As a reminder, your Paydex score is between 1 and 100. Businesses with the highest Paydex scores are considered more likely to repay their debts on time, based on their track records repaying vendors and suppliers.
Most sources say you should try to keep a Paydex score of at least 75 in order to be considered in good standing. A score of 80—a really great score—means that a business has paid their bills exactly on time. Anything higher than that means the business consistently pays their bills early. Businesses with scores between 80-100 are considered at very low risk of late payment. And 50-79 is considered a medium risk, and anything lower than 50 is considered a high risk of late payment. If you can keep your business in the 80-100 range, you’re in excellent shape.
Here’s a breakdown of Paydex scores and their attendant payment habits, according to Dun & Bradstreet’s terms:
To get a Paydex score, you’ll first need to apply for a Dun & Bradstreet DUNS number through their website to establish a business credit profile. Note that Dun & Bradstreet needs at least four separate trade references—that is, suppliers or vendors that you’ve worked with—to report to a company’s file for a Paydex score to be calculated.
Because of this, it can be tough for new and small businesses to establish their Paydex score in the first place. But as long as they’re invoiced with set payment terms, you can use a variety of partners as trade sources—think your business’s lawyers, accountants, and landlords.
Once you’ve established your DUNS number and built up your business credit, you can check your score by requesting a business credit report through D&B.
The simplest way to bump your Paydex score is to pay your bills, especially your most expensive bills, on time or ahead of their due date—20-30 days early, if possible. This is a surefire way to crank up a Paydex score.
But remember: Your Paydex score is contingent upon the specific payment terms you set out with your vendors, so make sure you’re being realistic when agreeing to them. If you’re struggling to make a net-21 payment schedule, work with the vendor to increase the agreement to net-30 or even net-45. This increases the probability that you will pay your bills on time or early—which inevitably increases your score.

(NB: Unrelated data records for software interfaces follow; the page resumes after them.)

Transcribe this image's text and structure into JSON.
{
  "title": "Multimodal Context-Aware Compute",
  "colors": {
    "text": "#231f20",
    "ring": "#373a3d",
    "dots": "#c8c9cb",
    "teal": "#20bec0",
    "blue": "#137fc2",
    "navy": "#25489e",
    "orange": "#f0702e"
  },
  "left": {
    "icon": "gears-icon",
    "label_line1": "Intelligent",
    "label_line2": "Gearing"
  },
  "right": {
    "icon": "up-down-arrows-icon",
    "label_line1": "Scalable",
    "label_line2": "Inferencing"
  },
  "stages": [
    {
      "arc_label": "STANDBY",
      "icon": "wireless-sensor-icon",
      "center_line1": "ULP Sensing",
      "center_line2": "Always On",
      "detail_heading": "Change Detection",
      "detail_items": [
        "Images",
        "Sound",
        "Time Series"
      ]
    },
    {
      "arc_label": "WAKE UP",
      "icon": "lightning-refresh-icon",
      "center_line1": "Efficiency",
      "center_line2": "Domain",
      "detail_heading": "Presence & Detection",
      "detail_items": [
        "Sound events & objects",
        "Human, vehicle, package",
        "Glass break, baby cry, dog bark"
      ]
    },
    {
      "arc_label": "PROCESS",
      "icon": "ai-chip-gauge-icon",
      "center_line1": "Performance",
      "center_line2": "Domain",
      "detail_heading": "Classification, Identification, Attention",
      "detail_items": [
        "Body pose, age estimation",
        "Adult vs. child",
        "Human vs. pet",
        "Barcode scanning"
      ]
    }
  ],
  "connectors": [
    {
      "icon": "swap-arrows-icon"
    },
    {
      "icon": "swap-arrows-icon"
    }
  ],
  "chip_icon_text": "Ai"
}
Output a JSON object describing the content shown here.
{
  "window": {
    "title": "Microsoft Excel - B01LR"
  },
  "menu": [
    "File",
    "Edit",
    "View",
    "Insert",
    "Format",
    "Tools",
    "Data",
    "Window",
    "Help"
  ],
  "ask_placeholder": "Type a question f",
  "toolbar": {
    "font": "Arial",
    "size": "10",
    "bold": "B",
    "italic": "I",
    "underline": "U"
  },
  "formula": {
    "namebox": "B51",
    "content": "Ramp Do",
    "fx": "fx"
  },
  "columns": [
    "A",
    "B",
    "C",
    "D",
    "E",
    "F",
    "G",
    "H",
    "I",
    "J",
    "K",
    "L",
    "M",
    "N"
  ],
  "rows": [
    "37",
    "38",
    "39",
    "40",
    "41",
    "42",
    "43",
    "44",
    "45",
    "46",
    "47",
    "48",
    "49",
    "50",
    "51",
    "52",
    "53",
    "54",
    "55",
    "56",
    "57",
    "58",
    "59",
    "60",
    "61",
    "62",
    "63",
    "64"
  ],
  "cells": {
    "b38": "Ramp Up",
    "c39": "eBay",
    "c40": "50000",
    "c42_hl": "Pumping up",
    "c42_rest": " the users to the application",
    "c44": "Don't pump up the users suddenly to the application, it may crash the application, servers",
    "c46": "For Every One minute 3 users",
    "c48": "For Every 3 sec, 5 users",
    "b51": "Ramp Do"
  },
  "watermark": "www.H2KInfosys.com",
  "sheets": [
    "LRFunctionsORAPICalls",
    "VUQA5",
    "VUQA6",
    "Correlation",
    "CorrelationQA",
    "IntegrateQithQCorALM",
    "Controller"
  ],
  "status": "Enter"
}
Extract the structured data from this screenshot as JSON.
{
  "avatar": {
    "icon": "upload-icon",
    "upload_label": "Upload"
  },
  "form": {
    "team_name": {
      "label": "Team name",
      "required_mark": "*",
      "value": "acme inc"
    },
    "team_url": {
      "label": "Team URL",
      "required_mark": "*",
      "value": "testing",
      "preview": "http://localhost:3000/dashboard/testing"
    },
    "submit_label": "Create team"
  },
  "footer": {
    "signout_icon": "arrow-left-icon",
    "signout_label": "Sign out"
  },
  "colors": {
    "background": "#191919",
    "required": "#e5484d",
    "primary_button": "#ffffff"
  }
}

Here are a few other ways you can improve your Paydex score:
Bottom line? Always pay your vendors and suppliers according to the payment terms you’ve established, or early whenever possible.
As a business owner, it’s important that you establish a Paydex score and check it often.
Even if you’re not yet in a position to seek business funding, it’s likely that you will at some point down the line. As a reflection of your business’s reliability and financial solvency, most lenders take a look at your Paydex score, alongside your personal credit score, to determine whether you’re eligible to take on additional debt and, if so, what amount and terms they’ll offer you. (That’s among other information you provide on your business loan application, of course.)
But beyond factoring into your lender’s credit decision, your Paydex score also plays a role when prospective customers, landlords, insurance companies, suppliers, vendors, and other partners are considering doing business with you.
With a strong Paydex score, you’ll simply have more options available to you as a business owner—and with more options comes more opportunities for growth.
Meredith Wood is the founding editor of the Fundera Ledger and a vice president at Fundera.
Meredith launched the Fundera Ledger in 2014. She has specialized in financial advice for small business owners for almost a decade. Meredith is frequently sought out for her expertise in small business lending and financial management.